▶ **Provided data**:
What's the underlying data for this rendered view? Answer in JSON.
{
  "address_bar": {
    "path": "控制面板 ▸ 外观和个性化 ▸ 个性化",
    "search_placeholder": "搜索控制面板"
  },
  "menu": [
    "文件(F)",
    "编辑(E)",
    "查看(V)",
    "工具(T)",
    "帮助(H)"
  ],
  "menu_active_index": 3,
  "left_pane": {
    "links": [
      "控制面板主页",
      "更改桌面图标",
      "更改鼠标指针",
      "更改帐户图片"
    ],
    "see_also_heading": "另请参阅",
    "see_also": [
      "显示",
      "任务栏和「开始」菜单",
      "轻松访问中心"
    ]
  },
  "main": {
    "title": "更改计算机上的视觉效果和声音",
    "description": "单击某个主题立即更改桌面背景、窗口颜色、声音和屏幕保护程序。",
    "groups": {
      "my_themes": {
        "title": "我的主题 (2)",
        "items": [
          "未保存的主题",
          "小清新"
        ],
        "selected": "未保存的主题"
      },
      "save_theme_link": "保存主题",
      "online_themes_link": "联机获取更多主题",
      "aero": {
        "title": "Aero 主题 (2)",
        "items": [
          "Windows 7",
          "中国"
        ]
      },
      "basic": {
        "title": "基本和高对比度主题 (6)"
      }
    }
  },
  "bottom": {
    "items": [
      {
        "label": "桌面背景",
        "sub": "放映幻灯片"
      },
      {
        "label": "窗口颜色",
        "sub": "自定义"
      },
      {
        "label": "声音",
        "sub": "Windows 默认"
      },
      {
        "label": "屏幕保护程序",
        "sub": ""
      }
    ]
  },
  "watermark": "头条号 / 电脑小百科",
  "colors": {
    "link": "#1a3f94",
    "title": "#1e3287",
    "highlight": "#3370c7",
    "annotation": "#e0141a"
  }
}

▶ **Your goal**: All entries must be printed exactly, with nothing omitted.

▶ **Written answer**:
What's the underlying data for this rendered view? Answer in JSON.
{
  "address_bar": {
    "path": "控制面板 ▸ 外观和个性化 ▸ 个性化",
    "search_placeholder": "搜索控制面板"
  },
  "menu": [
    "文件(F)",
    "编辑(E)",
    "查看(V)",
    "工具(T)",
    "帮助(H)"
  ],
  "menu_active_index": 3,
  "left_pane": {
    "links": [
      "控制面板主页",
      "更改桌面图标",
      "更改鼠标指针",
      "更改帐户图片"
    ],
    "see_also_heading": "另请参阅",
    "see_also": [
      "显示",
      "任务栏和「开始」菜单",
      "轻松访问中心"
    ]
  },
  "main": {
    "title": "更改计算机上的视觉效果和声音",
    "description": "单击某个主题立即更改桌面背景、窗口颜色、声音和屏幕保护程序。",
    "groups": {
      "my_themes": {
        "title": "我的主题 (2)",
        "items": [
          "未保存的主题",
          "小清新"
        ],
        "selected": "未保存的主题"
      },
      "save_theme_link": "保存主题",
      "online_themes_link": "联机获取更多主题",
      "aero": {
        "title": "Aero 主题 (2)",
        "items": [
          "Windows 7",
          "中国"
        ]
      },
      "basic": {
        "title": "基本和高对比度主题 (6)"
      }
    }
  },
  "bottom": {
    "items": [
      {
        "label": "桌面背景",
        "sub": "放映幻灯片"
      },
      {
        "label": "窗口颜色",
        "sub": "自定义"
      },
      {
        "label": "声音",
        "sub": "Windows 默认"
      },
      {
        "label": "屏幕保护程序",
        "sub": ""
      }
    ]
  },
  "watermark": "头条号 / 电脑小百科",
  "colors": {
    "link": "#1a3f94",
    "title": "#1e3287",
    "highlight": "#3370c7",
    "annotation": "#e0141a"
  }
}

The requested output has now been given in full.